------ Data extract ------
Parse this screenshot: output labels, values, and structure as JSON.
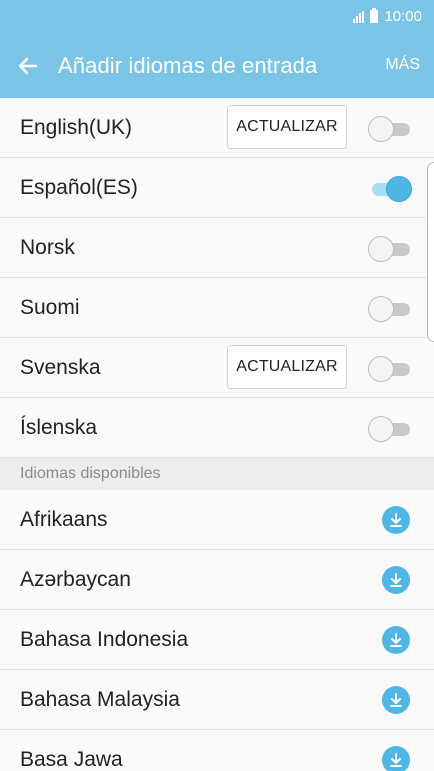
{
  "status_bar": {
    "time": "10:00"
  },
  "app_bar": {
    "title": "Añadir idiomas de entrada",
    "more_label": "MÁS"
  },
  "installed_languages": [
    {
      "label": "English(UK)",
      "update_label": "ACTUALIZAR",
      "enabled": false
    },
    {
      "label": "Español(ES)",
      "enabled": true
    },
    {
      "label": "Norsk",
      "enabled": false
    },
    {
      "label": "Suomi",
      "enabled": false
    },
    {
      "label": "Svenska",
      "update_label": "ACTUALIZAR",
      "enabled": false
    },
    {
      "label": "Íslenska",
      "enabled": false
    }
  ],
  "available_section": {
    "header": "Idiomas disponibles"
  },
  "available_languages": [
    {
      "label": "Afrikaans"
    },
    {
      "label": "Azərbaycan"
    },
    {
      "label": "Bahasa Indonesia"
    },
    {
      "label": "Bahasa Malaysia"
    },
    {
      "label": "Basa Jawa"
    }
  ],
  "colors": {
    "accent": "#4fb6e6",
    "app_bar": "#7cc4e6"
  }
}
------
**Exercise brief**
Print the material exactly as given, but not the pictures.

**Final answer**
Parse this screenshot: output labels, values, and structure as JSON.
{
  "status_bar": {
    "time": "10:00"
  },
  "app_bar": {
    "title": "Añadir idiomas de entrada",
    "more_label": "MÁS"
  },
  "installed_languages": [
    {
      "label": "English(UK)",
      "update_label": "ACTUALIZAR",
      "enabled": false
    },
    {
      "label": "Español(ES)",
      "enabled": true
    },
    {
      "label": "Norsk",
      "enabled": false
    },
    {
      "label": "Suomi",
      "enabled": false
    },
    {
      "label": "Svenska",
      "update_label": "ACTUALIZAR",
      "enabled": false
    },
    {
      "label": "Íslenska",
      "enabled": false
    }
  ],
  "available_section": {
    "header": "Idiomas disponibles"
  },
  "available_languages": [
    {
      "label": "Afrikaans"
    },
    {
      "label": "Azərbaycan"
    },
    {
      "label": "Bahasa Indonesia"
    },
    {
      "label": "Bahasa Malaysia"
    },
    {
      "label": "Basa Jawa"
    }
  ],
  "colors": {
    "accent": "#4fb6e6",
    "app_bar": "#7cc4e6"
  }
}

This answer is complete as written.